Because of California's progressive energy programs, we now use less electricity per capita than anyone else in the nation. Our energy grid is less reliant on fossil fuels and uses more renewable energy than average. And we've taken steps to protect our snowpack and coastal economy from the worst effects of global warming by enacting the first law in the world to control greenhouse gas emissions from cars, setting a clean electricity production standard, capping total greenhouse gas emissions, designing a low carbon fuel standard, aiming for aggressive renewable energy goals and linking land use to global warming policy, among other new ideas. Many other states, hungry for action, have taken matters into their own hands and adopted similar policies.
As a coastal state, we're trying to take better care of the ocean here, too. We started by setting up the first statewide network of parks in the sea or "marine reserves." Then when two national bipartisan committees called for a new era of ocean conservation, while Washington, D.C., turned a deaf ear, California heeded the call for improved governance and set up the first Ocean Protection Council. Now other states like New York have set these up, too.
These are just a few examples of what states have been up to. So now that there's new leadership in Washington, D.C., there are workable models and active coalitions of business and local government and labor and environmental and community groups all ready to help move a productive agenda at the national level. California's Congressional leaders have been paying attention to the progress in our state and they are set to lead. Fortunately, they're in the right place at the right time. Not only has President Obama tapped some top California talent like Energy Secretary Steven Chu, Labor Secretary Hilda Solis (LCV* score 85%) and CEQ head Nancy Sutley, but our senators and representatives are in leadership positions that make a difference. Both the Senate Environment Committee and the House Energy and Commerce Committees - the two committees that will design federal global warming legislation - are headed by veteran California environmental heroes - Sen. Barbara Boxer (LCV 100%) and Rep. Henry Waxman (LCV 100%) respectively.

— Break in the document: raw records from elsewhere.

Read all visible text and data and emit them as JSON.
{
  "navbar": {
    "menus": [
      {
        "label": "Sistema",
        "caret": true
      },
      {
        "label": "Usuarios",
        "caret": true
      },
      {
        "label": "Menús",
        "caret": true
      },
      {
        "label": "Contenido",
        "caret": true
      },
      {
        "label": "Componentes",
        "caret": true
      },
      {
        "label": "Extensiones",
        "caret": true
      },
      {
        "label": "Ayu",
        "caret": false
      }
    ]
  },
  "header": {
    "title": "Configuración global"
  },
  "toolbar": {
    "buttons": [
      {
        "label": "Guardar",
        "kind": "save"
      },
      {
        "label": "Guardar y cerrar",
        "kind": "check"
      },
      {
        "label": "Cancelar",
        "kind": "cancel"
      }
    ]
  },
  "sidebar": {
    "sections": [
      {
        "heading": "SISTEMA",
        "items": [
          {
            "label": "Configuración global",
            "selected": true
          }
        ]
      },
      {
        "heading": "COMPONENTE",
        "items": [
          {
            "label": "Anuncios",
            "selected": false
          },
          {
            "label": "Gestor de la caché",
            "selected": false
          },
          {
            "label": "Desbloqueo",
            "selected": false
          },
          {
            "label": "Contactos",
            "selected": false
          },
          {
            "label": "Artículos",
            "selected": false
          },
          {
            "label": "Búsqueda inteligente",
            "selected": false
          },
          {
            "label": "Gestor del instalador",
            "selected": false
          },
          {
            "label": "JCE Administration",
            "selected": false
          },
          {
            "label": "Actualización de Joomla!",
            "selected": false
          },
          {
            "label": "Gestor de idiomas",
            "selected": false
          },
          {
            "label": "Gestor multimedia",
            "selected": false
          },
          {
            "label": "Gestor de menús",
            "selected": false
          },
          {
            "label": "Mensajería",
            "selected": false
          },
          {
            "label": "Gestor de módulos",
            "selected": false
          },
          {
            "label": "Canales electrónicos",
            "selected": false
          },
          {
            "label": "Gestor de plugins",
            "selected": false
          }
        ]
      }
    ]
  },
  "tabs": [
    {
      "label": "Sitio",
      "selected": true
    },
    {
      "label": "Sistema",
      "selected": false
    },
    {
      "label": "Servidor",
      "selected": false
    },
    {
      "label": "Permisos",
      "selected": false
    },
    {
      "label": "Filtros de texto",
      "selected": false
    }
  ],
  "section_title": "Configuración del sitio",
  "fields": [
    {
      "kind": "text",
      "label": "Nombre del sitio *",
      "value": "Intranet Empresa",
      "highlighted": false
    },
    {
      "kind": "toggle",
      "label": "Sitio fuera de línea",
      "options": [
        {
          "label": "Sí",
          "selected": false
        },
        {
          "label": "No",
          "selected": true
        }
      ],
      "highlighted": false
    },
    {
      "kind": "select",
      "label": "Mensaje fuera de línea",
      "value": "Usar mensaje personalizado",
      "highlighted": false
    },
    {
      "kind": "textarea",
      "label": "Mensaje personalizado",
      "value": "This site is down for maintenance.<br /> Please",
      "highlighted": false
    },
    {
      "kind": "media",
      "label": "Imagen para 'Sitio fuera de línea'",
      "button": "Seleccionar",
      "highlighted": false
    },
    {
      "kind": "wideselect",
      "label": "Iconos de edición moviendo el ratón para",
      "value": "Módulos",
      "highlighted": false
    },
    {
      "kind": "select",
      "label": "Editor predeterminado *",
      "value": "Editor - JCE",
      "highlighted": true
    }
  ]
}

They know how California has managed to have a strong economy while making history fighting climate change and they know how to translate that nationally. Sen. Feinstein (LCV 100%) not only heads up the Senate Intelligence Committee, when it comes to the environment, she chairs the committee with the purse strings - the Interior Subcommittee of the Senate Appropriations Committee. And of course Speaker Pelosi has a long history of working to protect the environment. The district she represents used to be represented by the late Phil Burton - father of some of the most magnificent national parks and wilderness areas in the country. The legacy of that seat lives on. She named environmentally savvy George Miller to chair the House democratic policy committee. Rep. Sam Farr (LCV 92%) has been an ocean champion since he was on the Monterey County Board of Supervisors. Now his Oceans 21 legislation, an innovative approach to ocean conservation, has a real chance. Californians have sent environmental leaders to Congress. We have 56 members of Congress - the biggest delegation by far and nearly 60% of them have LCV scores 85% or higher (16 of them perfect 100s - Boxer, Feinstein, Berman, Capps, Davis, Eshoo, Harman, Honda, Lee, Lofgren, Sanchez, Schiff, Stark, Tauscher, Waters and Tauscher).
California's diversity and size enable us to field a hard-hitting team in Washington. Now they have a chance to bring some light to national environmental leadership. Ride on dudes!
*LCV (League of Conservation Voters http://www.lcv.org/scorecard/ )